KeePassX is an open source c++ application. It was one of the cross platform applications to manage KeePass databases. It has not been under very active development for a while.
KeePassXC is a fork of KeePassX which is under active developement. They have added many features and improvements and has stayed up to date with kdbx updates.
It hasn't: https://keepassxc.org/docs/#faq-audit
Thr original Keepass was at first a Windows only app, so KeepassX was created as a cross platform reimplementation using Qt. Nowadays Keepass uses .Net and also is cross platform but Linux users prefer Qt because it feels more "native" than .Net.
KeepassXC is a more recent fork of KeepassX, which added a bunch of extra features. Notably, it added support for version 4 of the keepass database format, and it also allows you to use a browser extension to enter passwords inside web browser forms without needing to cut and paste.
In fact, KeePassXC has shown to have better memory protection than KeePass: https://keepassxc.org/blog/2019-02-21-memory-security/ (note the article is from February, some things have changed since then, see below).
The only thing we do not have at the moment is in-memory encryption. We do, however implement the following security measures on all platforms:
- prevent swapping of master key hashes (using gcry_malloc_secure)
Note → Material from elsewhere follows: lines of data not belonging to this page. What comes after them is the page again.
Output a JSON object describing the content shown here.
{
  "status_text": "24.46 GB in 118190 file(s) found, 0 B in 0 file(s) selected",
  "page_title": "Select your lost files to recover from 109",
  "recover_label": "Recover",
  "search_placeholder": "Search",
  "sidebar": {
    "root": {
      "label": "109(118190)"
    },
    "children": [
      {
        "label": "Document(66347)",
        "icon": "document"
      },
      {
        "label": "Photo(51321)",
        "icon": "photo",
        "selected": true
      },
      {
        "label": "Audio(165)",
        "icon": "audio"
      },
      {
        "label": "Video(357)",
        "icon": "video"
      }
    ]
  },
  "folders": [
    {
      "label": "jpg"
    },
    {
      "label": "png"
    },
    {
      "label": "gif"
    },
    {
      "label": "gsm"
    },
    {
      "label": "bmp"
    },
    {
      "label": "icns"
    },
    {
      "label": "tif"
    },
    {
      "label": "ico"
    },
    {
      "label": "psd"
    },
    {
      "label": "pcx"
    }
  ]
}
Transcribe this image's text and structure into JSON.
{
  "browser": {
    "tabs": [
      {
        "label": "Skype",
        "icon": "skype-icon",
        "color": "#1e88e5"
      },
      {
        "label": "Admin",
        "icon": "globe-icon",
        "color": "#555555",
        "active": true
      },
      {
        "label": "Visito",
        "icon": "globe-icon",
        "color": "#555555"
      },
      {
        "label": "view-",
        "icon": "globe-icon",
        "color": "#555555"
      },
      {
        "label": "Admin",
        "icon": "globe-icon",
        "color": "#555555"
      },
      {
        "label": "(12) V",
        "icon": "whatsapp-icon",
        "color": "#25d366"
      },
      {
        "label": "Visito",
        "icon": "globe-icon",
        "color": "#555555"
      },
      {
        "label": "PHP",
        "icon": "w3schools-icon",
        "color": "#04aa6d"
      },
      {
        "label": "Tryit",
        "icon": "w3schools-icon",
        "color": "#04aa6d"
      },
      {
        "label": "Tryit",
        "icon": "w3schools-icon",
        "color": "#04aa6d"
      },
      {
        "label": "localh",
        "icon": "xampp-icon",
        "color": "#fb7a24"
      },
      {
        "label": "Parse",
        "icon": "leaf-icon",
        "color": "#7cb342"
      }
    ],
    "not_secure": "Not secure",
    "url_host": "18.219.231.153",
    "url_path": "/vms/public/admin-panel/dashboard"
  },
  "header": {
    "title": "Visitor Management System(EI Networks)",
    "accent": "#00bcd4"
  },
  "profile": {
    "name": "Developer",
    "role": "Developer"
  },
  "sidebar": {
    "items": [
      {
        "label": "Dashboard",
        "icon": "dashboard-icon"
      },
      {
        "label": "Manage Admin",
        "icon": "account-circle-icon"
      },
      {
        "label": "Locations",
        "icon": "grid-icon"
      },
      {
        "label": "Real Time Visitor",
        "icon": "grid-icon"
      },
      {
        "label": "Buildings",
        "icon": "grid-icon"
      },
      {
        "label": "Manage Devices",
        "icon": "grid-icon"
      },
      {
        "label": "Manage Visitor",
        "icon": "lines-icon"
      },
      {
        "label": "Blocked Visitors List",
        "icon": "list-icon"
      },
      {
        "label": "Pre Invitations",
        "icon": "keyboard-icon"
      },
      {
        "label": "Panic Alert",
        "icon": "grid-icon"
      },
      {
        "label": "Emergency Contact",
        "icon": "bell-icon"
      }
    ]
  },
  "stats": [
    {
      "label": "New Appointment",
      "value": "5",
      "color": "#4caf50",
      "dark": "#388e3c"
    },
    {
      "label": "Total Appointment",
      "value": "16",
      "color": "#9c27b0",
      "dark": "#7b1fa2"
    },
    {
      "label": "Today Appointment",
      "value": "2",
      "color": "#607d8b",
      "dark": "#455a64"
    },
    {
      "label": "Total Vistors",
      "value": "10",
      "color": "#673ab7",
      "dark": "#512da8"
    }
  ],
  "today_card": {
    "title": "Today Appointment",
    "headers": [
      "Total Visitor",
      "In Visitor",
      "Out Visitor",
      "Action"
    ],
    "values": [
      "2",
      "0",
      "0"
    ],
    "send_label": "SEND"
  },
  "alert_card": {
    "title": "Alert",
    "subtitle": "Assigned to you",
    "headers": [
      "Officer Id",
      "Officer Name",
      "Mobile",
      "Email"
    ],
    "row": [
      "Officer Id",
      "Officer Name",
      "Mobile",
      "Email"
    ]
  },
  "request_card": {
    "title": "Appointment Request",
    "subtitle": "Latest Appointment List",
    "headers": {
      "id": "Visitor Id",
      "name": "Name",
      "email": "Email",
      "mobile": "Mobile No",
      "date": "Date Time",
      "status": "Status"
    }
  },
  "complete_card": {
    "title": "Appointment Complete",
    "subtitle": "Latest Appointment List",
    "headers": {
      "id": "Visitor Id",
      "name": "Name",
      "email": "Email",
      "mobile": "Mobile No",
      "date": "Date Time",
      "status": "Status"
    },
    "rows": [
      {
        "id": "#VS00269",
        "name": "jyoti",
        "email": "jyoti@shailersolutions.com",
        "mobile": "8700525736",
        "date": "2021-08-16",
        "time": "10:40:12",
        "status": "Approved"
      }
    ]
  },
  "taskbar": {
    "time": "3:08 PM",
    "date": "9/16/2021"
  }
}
- prevent non-root / admin access to our process memory (KeePass does NOT have this)
- overwrite all dynamically allocated memory with zeros on free
- disable any kind of coredump or crash reporting
A patch for in-memory encryption is being worked on, but needs further testing before it can be merged: https://github.com/keepassxreboot/keepassxc/pull/3055
Please note that this still cannot fully prevent swapping out of secrets. As soon as things are to be displayed somewhere in the GUI, they are basically out of our hands. We also cannot fully protect everything while the database is being loaded or written. However, the same applies to KeePass. There is just too much going on with memory management on modern operating systems.
Edit: Also, see this PR: https://github.com/keepassxreboot/keepassxc/pull/371
I'd guess it's this one:
> KeePassXC also cannot prevent data extraction from a hibernation file which stores your computer's memory to disk when going to sleep.
KeePass uses DPAPI so password-storage memory is not written to swap (and I guess hibernatefile) in cleartext. Note that this doesn't protect against reading the memory directly.
Though (on unices) it doesn't mention mlock(2) either.
 https://www.securityevaluators.com/casestudies/password-mana... subsection "Exposure of Cleartext Entries in Memory" of the Keepass section
> there are 1000 other possible exploits that are cheaper / easier to perform (ie. keylog, screen capture, etc).
Keepass has mitigations for those as well.
Apparently it doesn't even do that: https://www.securityevaluators.com/casestudies/password-mana... (section Keepass)
Possibly because keepass uses the wrong flag? https://docs.microsoft.com/en-us/dotnet/api/system.security.... seems to say that the memory segment can be decrypted by either:
* all processes running on the box
* all processes owned by the same user
* only this process
Alternatively, might be because C# and the memory protection primitives don't prevent the GC from copying its data out of the protected area? IDK
edit: ah, or they might be using ProtectedData rather than ProtectedMemory, that only has the "same machine" and "same user" levels of protection: https://docs.microsoft.com/en-us/dotnet/api/system.security....
Of the process in question, not the entire system. A Firefox crash dump can potentially still include credentials and private keys, of course.
Process command lines are world-readable on various operating systems, so passing passwords over them is generally not a good idea.
Another thing I like about keepassxc is that it has lots of features. It comes with a flexible passwird generator, has a friendly GUI UI, can be integrated to the web browser using an extension, and there are compatible android apps you can use on your phone.
Most other issues are covered with pass, like a good android app etc etc.
It also really bugs me that an important security feature like this one is not the default.